Chile is able to supply a complete grape range to the UK
For Chile’s table grape exporters, the UK as a market is of greater or lesser importance depending on their focus, but on one thing they are clear – that the new varieties being produced and soon to be produced in Chile will give a major boost to the country’s grape exports and sales in the UK. Produce Business UK speaks with three suppliers to find out what’s in store
As one of Chile’s leading table grape producer-exporters, Santiago-based David del Curto marketed some 8 million cartons of grapes – equivalent to around 19,700 tonnes – last season, of which 60% was accounted for by company-owned production.
But although traditional red, white and black seedless varieties remain at the heart of David del Curto’s grape business, it’s the newer varieties that the company’s commercial director, Rodrigo Durán, is the most excited about for the future.
For this season, David del Curto will have three new varieties – Magenta, Sweet Celebration and Sweet Jubilee – entering into production, while the near future will mark the debut of a number of additional varieties, including Melody and Cotton Candy.
The varieties, explains Durán, are large in size and feature a taste that, he argues, is often superior to traditional options. Significantly, he says the varieties coming into production will also require far less manpower than those produced to date by David del Curto since the bunches grow in a more natural manner and are far easier to harvest.
Although the company already works with three grocery retail chains in the UK, Durán believes the arrival of the fresh varieties could give an added boost to Chilean grape sales in the country and help to spark greater demand.
“The UK is a very important market for us – it’s very strict and very demanding in terms of quality, but it’s important for us because they recognise good work,” he says. “We always want to be present in this market with our best fruit.”
Another challenge for the growers has been the drought in the central and northern regions of Chile, but Durán argues that far from being a negative phenomenon the loss of acres of producing land has helped improve standards and quality in the country’s table grape sector.

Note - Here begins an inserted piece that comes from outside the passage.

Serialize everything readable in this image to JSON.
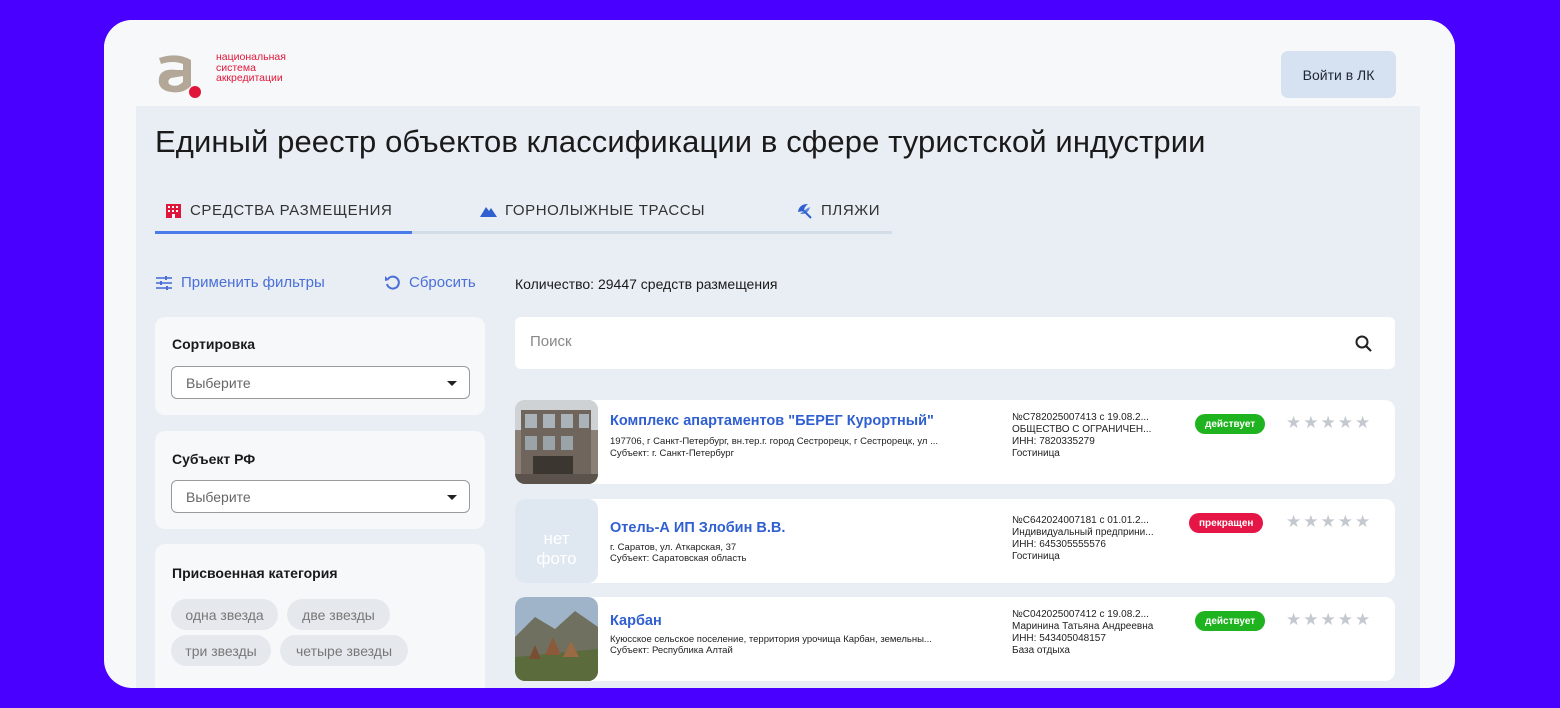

“Having less production has helped improve the table grape business in Chile,” he claims. “We have been losing hectares in the north of Chile as a result of seven years of drought and competition from Peruvian growers producing Red Globe, but growers are adapting to the situation by bringing in new, seedless varieties and improving quality.”
For Chilean fresh produce marketer Freshpak, the UK has always represented an important market. More than 60% of the Chilean table grapes that the company handles go to the UK, according to the company’s Osvaldo del Río, who says that although demanding, the UK continues to offer stability in terms of prices.
As an exporter, Freshpak ships between 3,000 tonnes and 3,500 tonnes of table grapes to the UK every year, principally accounted for by the Crimson, Thompson, Autumn Royal and Sugraone varieties.
“The UK is a major market for table grapes and where I believe there is still potential to continue increasing export volumes,” says del Río.
But whether this can be realised or not will depend, he argues, on Chilean exporters’ ability to offer a high quality product that meets the requirements of clients in the UK.
In common with Freshpak and David del Curto, Dole Chile’s managing director, Juan Pablo Vicuña, believes there is significant potential for further growth in the UK.
Where Dole Chile differs from the other companies is in the fact that its focus is largely on North America, with the UK to date playing a far lesser role, but Vicuña is confident this situation will change.
“The UK is not among our most important markets at the moment, but it is a market where we are going to grow in the future,” he predicts. “The UK is becoming a very important market for Chile in terms of new varieties, so I think it will receive a new surge of grape imports from Chile.”
Among the varieties that Vicuña views as having strong potential for the UK market are the black seedless Sable and red seedless Timco grapes.
Together with significantly increased production of these and other new varieties in neighbouring Peru, where Dole also has major interests, Vincuña believes new varieties have the potential to completely change the panorama of table grape exports.
“We are already seeing these changes in the US and I think they will also happen in Europe in the end – this is where the future lies,” he concludes.
Read the other articles in PBUK's Sourcing Spotlight on Chile:
Chile is not about to forget importance of UK fruit buyers
The UK remains an important market for Chilean fruit
Blueberries from Chile looks for convenient boost in UK
Chilean kiwifruit breeding programme looks to supplement Hayward strength
Chilean vegetable association seeks long-term UK trade deals Chilean walnuts and prunes have UK niches in sight Gesex to offer varietal and quality improvements for UK buyers Northern Chile looks to water conservation to beat drought